"Once you open your mind to different platforms it's easy to see the plethora of possibilities. Wouldn't you rather be part of shaping a revolution than be swept away by it?"
Be Kind To Everyone, Even Those Who Are Utterly, Utterly Irritating
For as big as it looks, the game industry is a surprisingly small place. After about a year or two, you can easily find yourself just a few degrees of separation away from Will Wright, Sid Meyer or Tim Schafer. The good news is that this means it's easy to grow your network, since it's easy for anyone to follow-up on your work with your colleagues. The bad news is... it's easy for anyone to follow-up on your work with your colleagues. If you happen to forget the aforementioned point of not taking things personally, then you can find yourself with a checkered past, as everyone will remember all the difficulties of working with you. Even more amusingly ironic is when that one "infuriating" coworker you just could not stand moves on, but then winds up being the only person standing between you and your dream job. I've seen this happen on more than one occasion, and if you were even a touch on the vindictive side in the past, it can be highly problematic. Besides, allowing yourself to become jaded and bitter doesn't put you in the right mindset for making fun games (although it might explain the large amount of games set in a bleak, post-apocalyptic landscape).
Be Grateful For What You Have
Most people are pretty happy just to get their foot in the door, but as time goes on we all start to take a closer look at our career path and what can be done to improve it and ourselves. This can lead to frustration, disillusionment or dissatisfaction. It's always important to take stock in just how fortunate it is having a job making games. Yes, some bad jobs exist in this industry, but for the most part I think it's vital to remember how lucky we are to be making a living by creating games - celebrate this fact. Don't get dragged down too much by setbacks and roadblocks. Keep your spirits up. Understand that you'll have some rocky moments during your career, which makes it all the more important to enjoy what you have while you still have it.

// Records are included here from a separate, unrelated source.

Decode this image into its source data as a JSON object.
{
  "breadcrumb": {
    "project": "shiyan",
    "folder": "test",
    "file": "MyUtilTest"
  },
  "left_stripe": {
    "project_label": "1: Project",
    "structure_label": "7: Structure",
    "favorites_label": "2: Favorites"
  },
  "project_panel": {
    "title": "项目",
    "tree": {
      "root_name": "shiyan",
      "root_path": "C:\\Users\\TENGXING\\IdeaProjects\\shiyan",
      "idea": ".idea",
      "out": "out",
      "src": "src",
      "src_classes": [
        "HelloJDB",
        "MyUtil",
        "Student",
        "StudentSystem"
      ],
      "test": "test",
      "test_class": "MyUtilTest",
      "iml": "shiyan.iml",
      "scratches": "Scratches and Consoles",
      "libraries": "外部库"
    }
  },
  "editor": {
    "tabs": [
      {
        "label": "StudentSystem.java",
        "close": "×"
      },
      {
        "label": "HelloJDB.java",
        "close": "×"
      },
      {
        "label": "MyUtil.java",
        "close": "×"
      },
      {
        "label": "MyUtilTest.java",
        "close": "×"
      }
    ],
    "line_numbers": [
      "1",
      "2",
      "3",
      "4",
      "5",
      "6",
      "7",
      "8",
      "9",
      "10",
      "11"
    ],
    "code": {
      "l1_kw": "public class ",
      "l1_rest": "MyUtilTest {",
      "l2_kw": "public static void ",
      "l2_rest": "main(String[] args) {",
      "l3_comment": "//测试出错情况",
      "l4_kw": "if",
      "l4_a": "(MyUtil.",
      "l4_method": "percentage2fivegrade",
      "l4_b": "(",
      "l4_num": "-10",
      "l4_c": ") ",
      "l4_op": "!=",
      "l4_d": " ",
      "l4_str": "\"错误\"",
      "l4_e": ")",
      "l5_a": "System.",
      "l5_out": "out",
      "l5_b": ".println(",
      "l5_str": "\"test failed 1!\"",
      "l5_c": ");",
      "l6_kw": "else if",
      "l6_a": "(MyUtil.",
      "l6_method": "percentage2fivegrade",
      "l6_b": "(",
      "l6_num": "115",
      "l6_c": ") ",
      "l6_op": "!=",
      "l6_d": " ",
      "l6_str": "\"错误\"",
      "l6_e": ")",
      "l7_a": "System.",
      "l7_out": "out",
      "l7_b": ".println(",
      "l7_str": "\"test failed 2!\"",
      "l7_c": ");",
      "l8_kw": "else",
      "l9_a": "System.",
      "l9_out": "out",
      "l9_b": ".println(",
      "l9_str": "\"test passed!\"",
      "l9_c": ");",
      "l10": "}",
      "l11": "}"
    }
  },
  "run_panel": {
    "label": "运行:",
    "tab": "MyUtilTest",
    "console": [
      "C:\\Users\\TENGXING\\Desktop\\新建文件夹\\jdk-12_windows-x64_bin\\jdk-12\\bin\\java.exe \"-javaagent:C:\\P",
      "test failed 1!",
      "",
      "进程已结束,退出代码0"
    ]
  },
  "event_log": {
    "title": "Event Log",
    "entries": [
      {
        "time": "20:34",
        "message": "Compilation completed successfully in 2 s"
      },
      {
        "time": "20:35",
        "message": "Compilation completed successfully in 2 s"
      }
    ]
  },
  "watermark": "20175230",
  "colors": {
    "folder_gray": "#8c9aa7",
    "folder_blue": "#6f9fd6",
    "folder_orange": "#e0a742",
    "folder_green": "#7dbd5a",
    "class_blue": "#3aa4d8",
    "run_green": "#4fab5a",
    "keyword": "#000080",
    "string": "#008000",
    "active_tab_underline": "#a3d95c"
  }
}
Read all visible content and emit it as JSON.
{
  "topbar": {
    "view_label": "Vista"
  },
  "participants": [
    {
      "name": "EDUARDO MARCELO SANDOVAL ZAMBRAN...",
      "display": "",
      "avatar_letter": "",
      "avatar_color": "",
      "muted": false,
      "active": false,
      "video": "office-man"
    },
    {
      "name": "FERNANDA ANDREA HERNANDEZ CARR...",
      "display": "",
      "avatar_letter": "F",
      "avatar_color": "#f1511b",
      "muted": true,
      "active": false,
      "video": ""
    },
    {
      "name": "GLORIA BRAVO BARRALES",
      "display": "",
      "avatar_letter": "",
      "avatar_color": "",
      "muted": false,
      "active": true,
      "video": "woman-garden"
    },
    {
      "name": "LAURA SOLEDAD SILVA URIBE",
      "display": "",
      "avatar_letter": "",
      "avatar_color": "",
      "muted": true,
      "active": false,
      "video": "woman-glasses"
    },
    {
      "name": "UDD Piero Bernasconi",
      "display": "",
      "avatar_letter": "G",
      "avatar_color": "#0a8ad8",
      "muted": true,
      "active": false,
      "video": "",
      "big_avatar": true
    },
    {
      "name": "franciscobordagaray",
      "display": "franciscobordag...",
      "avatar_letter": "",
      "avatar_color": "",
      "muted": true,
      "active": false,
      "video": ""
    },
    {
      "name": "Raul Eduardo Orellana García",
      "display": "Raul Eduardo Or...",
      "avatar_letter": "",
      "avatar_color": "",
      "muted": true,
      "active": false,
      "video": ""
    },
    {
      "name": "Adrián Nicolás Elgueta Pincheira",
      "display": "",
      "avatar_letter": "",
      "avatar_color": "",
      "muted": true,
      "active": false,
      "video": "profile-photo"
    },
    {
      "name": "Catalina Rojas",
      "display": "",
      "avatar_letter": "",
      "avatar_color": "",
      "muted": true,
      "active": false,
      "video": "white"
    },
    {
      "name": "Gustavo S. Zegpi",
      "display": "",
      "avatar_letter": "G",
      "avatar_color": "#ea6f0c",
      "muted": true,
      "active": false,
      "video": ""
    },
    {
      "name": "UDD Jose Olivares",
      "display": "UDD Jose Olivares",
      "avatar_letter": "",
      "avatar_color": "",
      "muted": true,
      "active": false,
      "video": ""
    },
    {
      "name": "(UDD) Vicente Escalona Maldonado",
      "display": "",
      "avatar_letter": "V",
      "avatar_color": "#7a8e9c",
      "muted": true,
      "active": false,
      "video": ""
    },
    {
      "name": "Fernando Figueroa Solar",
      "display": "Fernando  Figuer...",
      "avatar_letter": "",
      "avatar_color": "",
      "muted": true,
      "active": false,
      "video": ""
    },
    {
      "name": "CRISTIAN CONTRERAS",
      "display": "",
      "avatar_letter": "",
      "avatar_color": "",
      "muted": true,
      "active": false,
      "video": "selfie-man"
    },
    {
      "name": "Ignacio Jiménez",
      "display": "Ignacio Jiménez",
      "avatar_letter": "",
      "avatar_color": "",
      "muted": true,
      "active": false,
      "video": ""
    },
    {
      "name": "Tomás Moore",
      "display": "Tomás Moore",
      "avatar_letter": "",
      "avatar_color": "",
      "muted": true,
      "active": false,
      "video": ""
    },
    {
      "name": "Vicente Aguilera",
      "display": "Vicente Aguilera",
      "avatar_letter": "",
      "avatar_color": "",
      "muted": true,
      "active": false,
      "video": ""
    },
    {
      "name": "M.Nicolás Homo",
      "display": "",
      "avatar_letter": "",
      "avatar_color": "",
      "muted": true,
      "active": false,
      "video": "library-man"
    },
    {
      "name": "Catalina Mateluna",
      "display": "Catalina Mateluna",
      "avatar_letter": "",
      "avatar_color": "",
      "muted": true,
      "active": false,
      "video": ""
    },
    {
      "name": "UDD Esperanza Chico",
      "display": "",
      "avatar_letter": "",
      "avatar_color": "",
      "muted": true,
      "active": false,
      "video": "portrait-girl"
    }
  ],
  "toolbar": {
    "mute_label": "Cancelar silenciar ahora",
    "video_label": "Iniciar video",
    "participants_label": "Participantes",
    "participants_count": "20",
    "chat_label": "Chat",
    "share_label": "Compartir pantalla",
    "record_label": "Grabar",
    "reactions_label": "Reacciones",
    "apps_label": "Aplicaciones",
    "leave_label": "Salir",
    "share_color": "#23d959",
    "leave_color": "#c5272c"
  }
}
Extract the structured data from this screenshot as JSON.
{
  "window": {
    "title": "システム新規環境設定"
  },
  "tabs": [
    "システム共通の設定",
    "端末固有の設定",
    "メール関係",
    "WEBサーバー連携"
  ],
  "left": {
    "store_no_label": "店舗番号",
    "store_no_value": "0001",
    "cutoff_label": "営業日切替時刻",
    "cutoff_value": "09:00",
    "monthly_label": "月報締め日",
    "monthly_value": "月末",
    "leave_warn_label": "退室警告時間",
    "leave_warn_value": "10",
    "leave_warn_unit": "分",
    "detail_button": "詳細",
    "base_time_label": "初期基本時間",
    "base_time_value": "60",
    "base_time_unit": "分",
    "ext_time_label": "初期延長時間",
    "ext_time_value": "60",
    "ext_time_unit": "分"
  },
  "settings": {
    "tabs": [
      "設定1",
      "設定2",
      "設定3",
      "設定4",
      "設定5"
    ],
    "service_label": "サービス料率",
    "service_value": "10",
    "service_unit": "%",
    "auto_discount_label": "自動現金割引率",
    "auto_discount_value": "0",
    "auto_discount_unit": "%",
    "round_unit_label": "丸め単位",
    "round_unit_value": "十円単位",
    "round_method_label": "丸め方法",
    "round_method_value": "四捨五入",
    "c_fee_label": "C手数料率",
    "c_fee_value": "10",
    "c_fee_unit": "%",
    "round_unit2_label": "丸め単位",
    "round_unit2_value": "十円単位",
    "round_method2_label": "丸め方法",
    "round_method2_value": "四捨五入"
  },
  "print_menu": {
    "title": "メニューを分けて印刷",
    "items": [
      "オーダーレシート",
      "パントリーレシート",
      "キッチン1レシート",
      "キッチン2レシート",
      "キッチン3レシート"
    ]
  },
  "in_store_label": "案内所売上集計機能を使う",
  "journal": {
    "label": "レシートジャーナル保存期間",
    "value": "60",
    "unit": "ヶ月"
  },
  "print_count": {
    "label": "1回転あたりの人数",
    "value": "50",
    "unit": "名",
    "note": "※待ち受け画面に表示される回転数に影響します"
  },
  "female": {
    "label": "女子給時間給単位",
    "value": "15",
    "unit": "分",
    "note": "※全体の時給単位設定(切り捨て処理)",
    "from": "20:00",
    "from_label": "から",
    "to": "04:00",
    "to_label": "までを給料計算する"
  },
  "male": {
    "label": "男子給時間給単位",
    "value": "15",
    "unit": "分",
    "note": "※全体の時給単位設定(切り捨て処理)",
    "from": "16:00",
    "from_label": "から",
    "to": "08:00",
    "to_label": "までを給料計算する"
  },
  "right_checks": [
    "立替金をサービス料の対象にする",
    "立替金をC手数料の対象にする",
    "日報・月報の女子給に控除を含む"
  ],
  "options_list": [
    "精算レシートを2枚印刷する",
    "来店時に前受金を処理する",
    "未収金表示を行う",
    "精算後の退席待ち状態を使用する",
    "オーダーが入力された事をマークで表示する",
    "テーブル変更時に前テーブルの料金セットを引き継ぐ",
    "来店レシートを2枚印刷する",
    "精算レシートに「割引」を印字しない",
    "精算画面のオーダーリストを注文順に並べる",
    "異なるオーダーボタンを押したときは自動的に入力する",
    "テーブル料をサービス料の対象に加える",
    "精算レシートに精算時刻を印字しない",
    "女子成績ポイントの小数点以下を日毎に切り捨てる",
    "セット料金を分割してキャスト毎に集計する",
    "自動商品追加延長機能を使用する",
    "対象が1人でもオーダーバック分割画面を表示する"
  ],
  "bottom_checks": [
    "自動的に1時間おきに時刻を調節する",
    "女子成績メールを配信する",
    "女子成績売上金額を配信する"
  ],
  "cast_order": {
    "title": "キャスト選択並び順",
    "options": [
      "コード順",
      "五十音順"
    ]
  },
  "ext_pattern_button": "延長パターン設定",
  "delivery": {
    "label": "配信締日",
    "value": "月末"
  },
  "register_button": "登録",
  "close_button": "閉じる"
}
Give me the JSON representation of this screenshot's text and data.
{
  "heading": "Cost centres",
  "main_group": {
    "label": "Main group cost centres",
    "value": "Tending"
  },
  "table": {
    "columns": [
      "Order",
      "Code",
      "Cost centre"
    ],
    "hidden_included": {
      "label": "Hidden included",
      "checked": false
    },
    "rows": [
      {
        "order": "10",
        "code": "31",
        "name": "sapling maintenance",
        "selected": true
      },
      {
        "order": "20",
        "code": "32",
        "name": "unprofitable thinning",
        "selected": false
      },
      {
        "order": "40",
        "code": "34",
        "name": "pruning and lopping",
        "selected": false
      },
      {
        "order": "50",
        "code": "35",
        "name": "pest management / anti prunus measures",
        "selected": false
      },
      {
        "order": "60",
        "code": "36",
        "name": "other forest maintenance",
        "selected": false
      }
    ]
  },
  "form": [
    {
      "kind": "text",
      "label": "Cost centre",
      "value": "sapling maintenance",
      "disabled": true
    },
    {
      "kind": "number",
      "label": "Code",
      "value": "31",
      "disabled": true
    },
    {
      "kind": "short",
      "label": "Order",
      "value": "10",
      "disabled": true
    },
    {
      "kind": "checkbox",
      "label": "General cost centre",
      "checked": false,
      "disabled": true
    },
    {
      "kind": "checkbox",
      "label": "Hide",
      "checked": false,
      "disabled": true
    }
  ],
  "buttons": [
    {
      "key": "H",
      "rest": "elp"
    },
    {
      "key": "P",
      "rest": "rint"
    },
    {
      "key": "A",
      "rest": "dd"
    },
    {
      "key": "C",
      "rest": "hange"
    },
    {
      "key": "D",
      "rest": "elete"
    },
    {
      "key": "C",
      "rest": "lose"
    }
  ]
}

Naturally, everyone's experience in the game industry will take varying paths, but the themes I outlined above are ones that can apply to pretty much all situations. With any luck, this might give you a bit of an edge going into your next interview, or even ease your mind a little in your current job. After all, even if you've been playing a game for a while, it's nice to revisit the instruction manual now and then to see if you forgot some of the tips and tactics.
Matt Plotecher is a game designer at Arkadium Inc.